• _TASK DETAILS_
Which lines of the entries below hold the word "value"? Report each of them.

[DATA FOR THE TASK Boundary: Start]

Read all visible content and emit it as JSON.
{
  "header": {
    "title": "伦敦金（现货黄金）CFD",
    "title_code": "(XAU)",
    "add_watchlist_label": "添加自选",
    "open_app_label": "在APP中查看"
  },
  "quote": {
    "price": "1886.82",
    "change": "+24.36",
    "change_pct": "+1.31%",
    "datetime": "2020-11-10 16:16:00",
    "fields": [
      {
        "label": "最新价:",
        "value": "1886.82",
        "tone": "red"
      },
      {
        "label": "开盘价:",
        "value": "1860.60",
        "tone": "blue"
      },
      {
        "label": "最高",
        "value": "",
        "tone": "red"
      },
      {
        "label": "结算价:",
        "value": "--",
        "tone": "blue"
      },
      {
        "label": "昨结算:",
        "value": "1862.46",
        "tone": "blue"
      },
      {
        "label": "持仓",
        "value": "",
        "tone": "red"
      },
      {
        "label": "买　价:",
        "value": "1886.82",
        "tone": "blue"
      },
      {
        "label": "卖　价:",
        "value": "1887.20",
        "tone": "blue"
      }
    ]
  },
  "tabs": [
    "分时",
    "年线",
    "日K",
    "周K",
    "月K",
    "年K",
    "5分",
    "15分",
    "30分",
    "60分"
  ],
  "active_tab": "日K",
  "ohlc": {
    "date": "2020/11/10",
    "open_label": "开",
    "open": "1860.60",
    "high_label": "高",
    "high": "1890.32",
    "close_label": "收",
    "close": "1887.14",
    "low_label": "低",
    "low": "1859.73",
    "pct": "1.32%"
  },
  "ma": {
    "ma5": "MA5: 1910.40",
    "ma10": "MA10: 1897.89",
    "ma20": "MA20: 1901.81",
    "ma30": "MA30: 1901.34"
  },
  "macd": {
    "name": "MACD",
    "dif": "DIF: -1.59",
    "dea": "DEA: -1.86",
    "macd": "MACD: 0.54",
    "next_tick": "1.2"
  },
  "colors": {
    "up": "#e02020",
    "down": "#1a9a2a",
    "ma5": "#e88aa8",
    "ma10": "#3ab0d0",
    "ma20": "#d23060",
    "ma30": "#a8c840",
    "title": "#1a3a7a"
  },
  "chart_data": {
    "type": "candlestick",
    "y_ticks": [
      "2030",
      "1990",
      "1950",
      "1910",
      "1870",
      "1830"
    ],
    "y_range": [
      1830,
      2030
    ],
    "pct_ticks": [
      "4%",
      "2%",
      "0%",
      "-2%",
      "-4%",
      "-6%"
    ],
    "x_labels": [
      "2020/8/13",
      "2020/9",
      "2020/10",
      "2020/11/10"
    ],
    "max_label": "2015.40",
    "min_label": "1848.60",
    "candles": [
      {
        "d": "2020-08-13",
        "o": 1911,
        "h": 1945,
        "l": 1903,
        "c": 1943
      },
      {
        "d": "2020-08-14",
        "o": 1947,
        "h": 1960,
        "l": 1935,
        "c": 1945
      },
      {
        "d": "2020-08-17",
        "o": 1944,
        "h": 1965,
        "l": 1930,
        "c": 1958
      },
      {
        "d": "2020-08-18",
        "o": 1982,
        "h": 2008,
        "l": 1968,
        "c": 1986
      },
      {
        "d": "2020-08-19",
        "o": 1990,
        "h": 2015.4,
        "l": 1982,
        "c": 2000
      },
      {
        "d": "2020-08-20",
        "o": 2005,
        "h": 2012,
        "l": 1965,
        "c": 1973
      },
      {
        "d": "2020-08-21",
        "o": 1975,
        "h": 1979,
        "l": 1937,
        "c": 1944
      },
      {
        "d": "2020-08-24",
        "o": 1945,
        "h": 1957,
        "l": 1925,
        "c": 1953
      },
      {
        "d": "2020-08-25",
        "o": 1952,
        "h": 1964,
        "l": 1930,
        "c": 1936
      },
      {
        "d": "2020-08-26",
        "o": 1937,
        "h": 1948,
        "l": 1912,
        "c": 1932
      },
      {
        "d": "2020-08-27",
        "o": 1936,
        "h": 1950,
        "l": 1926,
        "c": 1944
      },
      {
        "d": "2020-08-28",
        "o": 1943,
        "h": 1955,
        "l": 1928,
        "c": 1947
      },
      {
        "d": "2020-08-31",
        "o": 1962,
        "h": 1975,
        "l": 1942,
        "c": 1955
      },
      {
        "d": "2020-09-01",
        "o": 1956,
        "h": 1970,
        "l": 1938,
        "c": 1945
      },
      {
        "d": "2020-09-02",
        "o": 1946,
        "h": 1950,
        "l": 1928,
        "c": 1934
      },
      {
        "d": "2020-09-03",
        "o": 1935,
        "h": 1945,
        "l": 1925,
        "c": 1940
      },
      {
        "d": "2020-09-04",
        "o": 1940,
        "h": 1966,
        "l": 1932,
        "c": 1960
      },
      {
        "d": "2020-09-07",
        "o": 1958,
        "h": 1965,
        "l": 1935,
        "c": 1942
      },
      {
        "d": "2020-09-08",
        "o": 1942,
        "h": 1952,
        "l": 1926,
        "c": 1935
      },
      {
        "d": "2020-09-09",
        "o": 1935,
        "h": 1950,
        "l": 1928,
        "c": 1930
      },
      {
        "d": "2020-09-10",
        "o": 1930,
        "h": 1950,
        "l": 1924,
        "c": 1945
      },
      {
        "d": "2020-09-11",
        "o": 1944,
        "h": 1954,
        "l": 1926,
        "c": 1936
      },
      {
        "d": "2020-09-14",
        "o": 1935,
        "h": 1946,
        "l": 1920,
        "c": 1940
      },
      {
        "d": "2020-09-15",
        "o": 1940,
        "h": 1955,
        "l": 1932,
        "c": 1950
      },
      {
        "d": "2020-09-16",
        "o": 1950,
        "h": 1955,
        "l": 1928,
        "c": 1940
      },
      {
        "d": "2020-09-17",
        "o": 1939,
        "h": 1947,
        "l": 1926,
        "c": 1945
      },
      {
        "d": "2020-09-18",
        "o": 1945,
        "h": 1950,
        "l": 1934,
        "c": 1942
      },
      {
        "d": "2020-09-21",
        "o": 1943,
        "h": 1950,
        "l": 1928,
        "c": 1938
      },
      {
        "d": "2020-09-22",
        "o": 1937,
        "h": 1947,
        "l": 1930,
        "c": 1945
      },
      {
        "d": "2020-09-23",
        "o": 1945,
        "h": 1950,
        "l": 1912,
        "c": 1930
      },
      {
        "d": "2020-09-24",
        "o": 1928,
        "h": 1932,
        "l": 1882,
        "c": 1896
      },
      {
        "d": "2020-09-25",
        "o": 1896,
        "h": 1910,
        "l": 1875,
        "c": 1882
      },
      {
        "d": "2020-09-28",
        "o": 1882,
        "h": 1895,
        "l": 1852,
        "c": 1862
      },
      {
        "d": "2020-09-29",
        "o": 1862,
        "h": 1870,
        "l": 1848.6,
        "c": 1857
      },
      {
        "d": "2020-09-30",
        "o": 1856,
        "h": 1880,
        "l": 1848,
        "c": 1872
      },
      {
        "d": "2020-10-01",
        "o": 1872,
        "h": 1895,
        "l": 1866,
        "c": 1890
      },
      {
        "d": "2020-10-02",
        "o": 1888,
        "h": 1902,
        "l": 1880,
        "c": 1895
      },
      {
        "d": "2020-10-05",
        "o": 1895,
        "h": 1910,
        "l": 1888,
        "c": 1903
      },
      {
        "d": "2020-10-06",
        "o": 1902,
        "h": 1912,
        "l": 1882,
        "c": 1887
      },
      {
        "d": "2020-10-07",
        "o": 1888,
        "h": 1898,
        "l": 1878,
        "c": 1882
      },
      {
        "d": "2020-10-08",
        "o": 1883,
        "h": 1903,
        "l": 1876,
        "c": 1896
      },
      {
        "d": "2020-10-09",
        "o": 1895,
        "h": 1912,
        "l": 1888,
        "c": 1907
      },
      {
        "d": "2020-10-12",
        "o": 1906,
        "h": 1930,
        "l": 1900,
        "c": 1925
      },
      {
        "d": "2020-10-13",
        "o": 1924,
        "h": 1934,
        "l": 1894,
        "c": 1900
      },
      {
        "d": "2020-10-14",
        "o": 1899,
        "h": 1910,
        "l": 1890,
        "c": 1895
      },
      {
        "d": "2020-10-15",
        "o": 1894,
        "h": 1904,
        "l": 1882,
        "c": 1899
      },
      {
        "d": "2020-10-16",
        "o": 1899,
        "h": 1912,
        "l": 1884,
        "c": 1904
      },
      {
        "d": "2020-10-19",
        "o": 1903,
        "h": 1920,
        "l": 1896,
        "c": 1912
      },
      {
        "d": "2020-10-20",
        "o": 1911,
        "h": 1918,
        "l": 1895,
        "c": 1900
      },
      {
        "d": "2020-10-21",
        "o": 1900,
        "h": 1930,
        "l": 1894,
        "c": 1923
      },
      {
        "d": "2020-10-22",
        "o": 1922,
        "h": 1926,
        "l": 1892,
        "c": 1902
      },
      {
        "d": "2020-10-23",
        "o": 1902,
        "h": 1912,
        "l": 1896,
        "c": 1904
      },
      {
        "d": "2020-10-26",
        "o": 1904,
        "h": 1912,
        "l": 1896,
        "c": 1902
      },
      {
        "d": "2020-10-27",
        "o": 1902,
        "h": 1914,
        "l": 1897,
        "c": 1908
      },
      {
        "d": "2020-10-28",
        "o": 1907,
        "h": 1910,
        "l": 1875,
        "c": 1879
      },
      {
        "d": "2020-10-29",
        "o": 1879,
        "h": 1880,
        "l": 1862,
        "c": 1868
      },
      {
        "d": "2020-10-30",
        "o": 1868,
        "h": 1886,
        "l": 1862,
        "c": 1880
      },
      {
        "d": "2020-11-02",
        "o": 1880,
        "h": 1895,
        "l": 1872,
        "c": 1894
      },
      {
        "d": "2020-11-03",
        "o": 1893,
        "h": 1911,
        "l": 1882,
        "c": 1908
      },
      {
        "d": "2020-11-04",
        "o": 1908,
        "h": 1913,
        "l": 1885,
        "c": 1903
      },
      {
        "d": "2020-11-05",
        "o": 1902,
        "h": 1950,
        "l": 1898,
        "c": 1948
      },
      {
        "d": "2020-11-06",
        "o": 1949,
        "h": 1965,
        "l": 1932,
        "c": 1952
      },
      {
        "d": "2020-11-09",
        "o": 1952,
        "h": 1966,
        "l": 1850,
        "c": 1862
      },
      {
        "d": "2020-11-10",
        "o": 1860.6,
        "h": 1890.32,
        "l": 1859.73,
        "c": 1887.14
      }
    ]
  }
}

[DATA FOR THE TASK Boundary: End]

• _RESPONSE TO THE EXERCISE_
        "value": "1886.82",
        "value": "1860.60",
        "value": "",
        "value": "--",
        "value": "1862.46",
        "value": "",
        "value": "1886.82",
        "value": "1887.20",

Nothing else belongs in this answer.